WHAT TO PRODUCE
Where a line of the entries holds the string "results", copy that line.

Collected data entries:
== Segment start ==

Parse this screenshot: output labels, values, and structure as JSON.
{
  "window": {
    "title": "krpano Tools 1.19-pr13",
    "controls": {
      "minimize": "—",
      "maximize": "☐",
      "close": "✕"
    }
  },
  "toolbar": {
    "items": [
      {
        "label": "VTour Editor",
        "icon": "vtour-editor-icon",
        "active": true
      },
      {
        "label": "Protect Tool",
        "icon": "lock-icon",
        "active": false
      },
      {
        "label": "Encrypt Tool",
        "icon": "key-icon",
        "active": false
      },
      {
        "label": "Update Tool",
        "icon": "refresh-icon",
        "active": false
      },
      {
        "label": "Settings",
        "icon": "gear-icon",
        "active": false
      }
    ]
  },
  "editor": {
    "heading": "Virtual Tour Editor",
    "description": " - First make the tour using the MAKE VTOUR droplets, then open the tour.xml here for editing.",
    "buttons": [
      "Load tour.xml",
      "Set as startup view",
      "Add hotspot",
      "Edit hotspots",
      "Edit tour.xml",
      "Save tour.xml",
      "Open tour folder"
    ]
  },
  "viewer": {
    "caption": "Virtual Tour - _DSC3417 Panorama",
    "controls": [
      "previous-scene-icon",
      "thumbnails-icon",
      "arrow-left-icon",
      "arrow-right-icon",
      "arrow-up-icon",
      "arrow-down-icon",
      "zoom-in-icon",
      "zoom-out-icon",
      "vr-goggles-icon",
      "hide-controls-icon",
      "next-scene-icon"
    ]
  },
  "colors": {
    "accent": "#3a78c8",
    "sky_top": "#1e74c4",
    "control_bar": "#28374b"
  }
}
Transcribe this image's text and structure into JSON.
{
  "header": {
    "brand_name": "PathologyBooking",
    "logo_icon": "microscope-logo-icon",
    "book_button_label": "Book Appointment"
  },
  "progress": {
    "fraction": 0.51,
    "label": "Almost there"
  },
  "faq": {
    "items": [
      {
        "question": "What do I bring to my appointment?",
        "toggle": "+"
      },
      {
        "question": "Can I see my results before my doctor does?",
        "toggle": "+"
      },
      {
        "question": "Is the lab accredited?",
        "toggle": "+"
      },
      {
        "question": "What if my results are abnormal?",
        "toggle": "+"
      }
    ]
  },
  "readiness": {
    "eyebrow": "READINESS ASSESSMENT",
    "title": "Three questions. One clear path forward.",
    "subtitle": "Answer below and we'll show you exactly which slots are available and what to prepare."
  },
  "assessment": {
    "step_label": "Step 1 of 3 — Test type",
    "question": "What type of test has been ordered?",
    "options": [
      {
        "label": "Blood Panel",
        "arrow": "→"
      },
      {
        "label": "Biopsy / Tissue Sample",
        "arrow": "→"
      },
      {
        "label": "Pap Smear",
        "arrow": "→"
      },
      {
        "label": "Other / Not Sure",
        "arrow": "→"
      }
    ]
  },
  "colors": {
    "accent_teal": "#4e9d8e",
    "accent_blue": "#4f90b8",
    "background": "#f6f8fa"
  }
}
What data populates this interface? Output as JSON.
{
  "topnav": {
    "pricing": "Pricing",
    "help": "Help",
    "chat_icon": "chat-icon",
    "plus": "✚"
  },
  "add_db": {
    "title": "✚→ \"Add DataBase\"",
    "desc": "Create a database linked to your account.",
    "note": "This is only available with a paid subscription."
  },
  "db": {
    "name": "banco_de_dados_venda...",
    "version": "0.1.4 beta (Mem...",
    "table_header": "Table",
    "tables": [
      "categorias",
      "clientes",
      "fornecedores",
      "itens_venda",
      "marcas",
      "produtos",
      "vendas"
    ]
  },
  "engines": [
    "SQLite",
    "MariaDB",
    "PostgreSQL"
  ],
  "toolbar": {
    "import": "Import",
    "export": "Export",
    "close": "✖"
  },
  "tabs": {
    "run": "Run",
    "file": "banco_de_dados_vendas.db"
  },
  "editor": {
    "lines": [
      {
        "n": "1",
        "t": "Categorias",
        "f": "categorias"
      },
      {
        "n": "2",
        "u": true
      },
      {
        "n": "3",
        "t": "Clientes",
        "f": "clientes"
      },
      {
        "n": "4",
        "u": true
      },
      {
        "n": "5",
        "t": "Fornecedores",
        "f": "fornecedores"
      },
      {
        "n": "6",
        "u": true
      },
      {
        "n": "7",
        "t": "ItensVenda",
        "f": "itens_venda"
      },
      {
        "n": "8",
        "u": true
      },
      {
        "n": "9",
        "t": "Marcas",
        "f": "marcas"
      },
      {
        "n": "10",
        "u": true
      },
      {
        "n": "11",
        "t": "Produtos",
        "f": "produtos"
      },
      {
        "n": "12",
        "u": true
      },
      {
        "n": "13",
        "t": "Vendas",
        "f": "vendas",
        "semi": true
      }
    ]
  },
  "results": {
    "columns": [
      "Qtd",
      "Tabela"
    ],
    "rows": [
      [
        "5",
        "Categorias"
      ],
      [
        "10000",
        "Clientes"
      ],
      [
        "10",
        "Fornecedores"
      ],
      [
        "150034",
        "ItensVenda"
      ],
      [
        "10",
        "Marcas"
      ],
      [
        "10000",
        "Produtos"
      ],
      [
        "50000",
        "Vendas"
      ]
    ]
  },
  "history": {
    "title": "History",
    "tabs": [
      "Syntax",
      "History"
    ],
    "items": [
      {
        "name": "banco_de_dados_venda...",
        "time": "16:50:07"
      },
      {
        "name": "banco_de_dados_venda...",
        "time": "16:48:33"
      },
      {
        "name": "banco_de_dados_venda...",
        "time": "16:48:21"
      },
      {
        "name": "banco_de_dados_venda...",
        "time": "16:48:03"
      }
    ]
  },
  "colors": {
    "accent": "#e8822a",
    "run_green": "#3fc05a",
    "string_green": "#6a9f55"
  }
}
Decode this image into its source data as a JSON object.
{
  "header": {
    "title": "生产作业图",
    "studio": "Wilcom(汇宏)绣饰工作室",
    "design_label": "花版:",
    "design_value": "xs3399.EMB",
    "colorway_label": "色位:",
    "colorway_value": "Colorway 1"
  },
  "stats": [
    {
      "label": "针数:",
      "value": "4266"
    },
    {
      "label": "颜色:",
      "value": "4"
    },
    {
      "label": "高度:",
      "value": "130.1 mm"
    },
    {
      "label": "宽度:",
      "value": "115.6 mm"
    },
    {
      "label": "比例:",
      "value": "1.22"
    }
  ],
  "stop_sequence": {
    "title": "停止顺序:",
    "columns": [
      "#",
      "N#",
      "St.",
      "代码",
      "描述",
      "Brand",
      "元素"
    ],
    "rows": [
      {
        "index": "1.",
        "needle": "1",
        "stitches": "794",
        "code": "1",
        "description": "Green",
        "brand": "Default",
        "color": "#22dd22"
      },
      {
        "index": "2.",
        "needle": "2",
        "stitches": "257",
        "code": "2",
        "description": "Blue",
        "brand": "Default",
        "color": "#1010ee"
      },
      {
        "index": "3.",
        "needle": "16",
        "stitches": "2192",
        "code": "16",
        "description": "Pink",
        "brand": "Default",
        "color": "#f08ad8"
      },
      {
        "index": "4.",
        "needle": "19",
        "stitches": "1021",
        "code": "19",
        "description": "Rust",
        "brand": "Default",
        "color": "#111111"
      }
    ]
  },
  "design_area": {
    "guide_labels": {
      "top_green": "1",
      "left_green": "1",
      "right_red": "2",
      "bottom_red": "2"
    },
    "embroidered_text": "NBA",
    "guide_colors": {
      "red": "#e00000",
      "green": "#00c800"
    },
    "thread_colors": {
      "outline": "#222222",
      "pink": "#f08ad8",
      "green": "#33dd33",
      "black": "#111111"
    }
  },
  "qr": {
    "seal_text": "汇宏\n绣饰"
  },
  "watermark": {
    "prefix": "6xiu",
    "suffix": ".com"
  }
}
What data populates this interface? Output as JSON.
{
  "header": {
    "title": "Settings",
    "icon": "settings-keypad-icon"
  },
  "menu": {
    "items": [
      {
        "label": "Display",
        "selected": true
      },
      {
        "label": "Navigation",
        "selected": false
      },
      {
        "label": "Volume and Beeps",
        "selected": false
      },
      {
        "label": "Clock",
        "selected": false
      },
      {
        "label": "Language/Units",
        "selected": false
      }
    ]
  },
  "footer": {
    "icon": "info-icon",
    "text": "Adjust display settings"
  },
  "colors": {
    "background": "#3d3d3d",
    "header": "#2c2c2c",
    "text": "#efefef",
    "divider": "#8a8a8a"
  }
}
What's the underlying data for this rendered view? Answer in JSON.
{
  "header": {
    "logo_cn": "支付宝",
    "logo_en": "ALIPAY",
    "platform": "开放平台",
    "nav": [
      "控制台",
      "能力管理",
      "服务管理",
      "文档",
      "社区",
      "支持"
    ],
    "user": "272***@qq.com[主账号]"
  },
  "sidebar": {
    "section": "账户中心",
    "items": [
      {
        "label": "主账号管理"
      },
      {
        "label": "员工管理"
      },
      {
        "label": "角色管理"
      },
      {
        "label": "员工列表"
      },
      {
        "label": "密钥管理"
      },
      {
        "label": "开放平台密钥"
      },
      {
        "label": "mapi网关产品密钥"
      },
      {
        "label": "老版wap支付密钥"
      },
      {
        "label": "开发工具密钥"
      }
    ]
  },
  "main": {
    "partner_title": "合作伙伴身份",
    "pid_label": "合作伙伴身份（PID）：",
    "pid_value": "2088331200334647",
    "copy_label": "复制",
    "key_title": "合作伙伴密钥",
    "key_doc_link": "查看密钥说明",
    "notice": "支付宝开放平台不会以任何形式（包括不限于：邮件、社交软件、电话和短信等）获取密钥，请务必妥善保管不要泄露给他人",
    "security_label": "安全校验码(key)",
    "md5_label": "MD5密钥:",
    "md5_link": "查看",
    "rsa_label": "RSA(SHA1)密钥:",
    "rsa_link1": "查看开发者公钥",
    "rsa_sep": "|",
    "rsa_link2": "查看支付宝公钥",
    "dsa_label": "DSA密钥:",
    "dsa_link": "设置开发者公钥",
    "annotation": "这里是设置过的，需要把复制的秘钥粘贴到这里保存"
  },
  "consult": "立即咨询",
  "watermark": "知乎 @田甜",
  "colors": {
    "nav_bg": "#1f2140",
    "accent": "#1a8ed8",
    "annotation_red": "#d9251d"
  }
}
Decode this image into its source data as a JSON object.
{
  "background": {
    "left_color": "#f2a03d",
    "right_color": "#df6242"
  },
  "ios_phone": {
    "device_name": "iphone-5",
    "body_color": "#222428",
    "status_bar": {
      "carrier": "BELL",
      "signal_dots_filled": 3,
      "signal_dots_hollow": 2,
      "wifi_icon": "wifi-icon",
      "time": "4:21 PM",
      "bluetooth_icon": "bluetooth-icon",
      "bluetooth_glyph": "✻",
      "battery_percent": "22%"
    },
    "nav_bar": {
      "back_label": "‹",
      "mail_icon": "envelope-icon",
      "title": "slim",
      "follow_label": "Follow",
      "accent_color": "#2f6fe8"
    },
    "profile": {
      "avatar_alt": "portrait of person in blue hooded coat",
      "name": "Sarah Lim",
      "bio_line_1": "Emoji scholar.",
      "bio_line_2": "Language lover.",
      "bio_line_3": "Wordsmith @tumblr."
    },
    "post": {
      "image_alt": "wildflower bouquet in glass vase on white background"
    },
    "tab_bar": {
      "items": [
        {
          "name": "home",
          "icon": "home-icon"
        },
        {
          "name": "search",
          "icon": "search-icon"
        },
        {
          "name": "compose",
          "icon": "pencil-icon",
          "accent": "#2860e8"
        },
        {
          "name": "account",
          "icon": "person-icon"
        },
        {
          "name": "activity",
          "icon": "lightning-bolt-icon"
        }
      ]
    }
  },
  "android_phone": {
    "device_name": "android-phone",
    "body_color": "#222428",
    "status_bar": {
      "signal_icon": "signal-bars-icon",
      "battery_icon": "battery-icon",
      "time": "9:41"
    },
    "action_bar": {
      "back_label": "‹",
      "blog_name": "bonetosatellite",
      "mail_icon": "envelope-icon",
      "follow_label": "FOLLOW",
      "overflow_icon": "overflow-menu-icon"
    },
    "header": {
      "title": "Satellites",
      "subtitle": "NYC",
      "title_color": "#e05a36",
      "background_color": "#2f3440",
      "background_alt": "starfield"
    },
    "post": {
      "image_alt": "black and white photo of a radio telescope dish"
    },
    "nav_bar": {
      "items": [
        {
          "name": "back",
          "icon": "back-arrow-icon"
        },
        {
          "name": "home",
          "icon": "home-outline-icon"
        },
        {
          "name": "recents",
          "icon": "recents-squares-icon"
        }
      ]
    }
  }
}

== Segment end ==

OUTPUT OF THE TASK
        "question": "Can I see my results before my doctor does?",
        "question": "What if my results are abnormal?",
  "results": {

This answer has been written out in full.